Targeting GLI1 in Ewing Sarcoma

William A. May, M.D.,  Saban Research Institute, Children’s Hospital Los Angeles
Recipient of the: $25,000 research award, Mark Herzlich Research Award

The EWS/FLI1 oncogenic transcription factor is both unique to and indispensable to the development of Ewing’s Sarcoma and peripheral Primitive Neuroectodermal Tumor (collectively known as the Ewing Sarcoma Family Tumors or ESFT). It is imperative that we translate our understanding of EWS/FLI1 biology into improved therapeutics for Ewing Sarcoma.
We have recently published findings that EWS/FLI causes increased expression of Gli1 in ESFT in a Hedgehog independent fashion. We have further published data that inhibition of GLI1 expression by shRNA results in decreased tumorigenicity and that several known targets of EWS/FLI1 are diminished in their expression. This suggests that signaling through Gli1 may be a central and critical event in EWS/FLI1 downstream gene activation which is central to this disease. Our preliminary data demonstrates that two newly identified compounds termed GANT58 and GANT61, which inhibit this pathway at the level of GLI1, act to inhibit the HH-GLI1 pathway in Ewings cell lines in vitro. Preliminary data suggest that at least one of these compounds will also be effective in vivo. This proposal will utilize these novel compounds to fully test the potential of GLI1 inhibition in Ewing Sarcoma in vivo models. Both compounds will be tested at full doses in xenograft models of ESFT for their inhibition of tumor growth. We will assess experimental tumors for reduced expression of downstream targets of GLI1 in ESFT. We will also use in vivo imaging systems to assess the effect of the drugs on GLI1 transcriptional activity in vivo. Recently, several prominent tumor types have been shown to depend on GLI1 activation in a Hedgehog independent fashion.

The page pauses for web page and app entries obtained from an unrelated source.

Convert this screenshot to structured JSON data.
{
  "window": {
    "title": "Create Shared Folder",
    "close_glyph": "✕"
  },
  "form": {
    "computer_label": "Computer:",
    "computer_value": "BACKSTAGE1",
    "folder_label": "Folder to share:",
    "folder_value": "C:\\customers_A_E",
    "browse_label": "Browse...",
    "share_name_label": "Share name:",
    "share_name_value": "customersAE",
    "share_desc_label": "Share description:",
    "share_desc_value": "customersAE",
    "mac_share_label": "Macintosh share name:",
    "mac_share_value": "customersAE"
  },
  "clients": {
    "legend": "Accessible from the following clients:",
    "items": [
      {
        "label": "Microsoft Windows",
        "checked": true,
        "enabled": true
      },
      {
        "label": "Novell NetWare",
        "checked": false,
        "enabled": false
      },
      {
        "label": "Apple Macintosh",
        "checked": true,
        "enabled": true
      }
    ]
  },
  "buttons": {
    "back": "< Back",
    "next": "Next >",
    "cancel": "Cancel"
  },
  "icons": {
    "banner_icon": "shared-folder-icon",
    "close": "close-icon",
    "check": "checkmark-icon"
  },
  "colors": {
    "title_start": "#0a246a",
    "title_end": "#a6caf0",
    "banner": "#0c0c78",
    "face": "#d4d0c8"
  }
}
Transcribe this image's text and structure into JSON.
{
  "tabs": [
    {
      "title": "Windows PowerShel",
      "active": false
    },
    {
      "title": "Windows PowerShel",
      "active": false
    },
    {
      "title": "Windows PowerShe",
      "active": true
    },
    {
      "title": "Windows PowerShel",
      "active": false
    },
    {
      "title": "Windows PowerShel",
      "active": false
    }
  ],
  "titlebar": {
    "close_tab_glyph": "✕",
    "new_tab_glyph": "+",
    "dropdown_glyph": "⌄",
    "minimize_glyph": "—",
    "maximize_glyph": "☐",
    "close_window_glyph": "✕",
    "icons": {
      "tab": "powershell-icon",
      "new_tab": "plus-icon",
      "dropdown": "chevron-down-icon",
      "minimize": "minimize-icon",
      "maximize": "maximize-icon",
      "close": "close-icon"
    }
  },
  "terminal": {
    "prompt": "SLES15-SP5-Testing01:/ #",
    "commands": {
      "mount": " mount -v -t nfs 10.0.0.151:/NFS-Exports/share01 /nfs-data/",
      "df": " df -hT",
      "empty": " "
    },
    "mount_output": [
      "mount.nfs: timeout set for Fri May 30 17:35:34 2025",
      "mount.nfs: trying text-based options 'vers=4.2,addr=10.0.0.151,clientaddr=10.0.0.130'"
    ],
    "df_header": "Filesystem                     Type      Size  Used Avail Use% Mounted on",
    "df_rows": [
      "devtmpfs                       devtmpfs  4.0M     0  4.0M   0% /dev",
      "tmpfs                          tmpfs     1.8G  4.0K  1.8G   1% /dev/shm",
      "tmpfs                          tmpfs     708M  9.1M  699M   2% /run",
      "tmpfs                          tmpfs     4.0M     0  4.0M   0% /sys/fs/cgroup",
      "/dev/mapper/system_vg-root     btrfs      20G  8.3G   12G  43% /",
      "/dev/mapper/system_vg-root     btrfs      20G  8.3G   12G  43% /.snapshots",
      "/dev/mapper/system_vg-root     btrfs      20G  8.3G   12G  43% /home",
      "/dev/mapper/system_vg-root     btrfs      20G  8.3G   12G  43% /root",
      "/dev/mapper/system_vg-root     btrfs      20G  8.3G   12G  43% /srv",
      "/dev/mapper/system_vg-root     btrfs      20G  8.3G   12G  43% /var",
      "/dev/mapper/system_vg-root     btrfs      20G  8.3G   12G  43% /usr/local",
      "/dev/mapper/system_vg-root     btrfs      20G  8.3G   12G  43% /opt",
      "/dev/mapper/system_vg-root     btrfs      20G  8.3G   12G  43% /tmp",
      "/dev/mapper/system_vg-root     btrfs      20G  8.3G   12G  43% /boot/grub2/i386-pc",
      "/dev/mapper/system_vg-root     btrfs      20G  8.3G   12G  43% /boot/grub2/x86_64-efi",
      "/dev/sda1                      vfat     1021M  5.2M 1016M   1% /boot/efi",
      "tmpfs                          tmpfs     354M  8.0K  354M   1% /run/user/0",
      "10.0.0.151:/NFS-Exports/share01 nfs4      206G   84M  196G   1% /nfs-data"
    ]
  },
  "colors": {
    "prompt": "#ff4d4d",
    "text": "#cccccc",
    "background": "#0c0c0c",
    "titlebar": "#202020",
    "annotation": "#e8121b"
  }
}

As these developments stimulate the development of pathway inhibitors effective in these circumstances, the data generated in this proposal will establish whether such compounds could benefit patients with Ewings Sarcoma in the near future.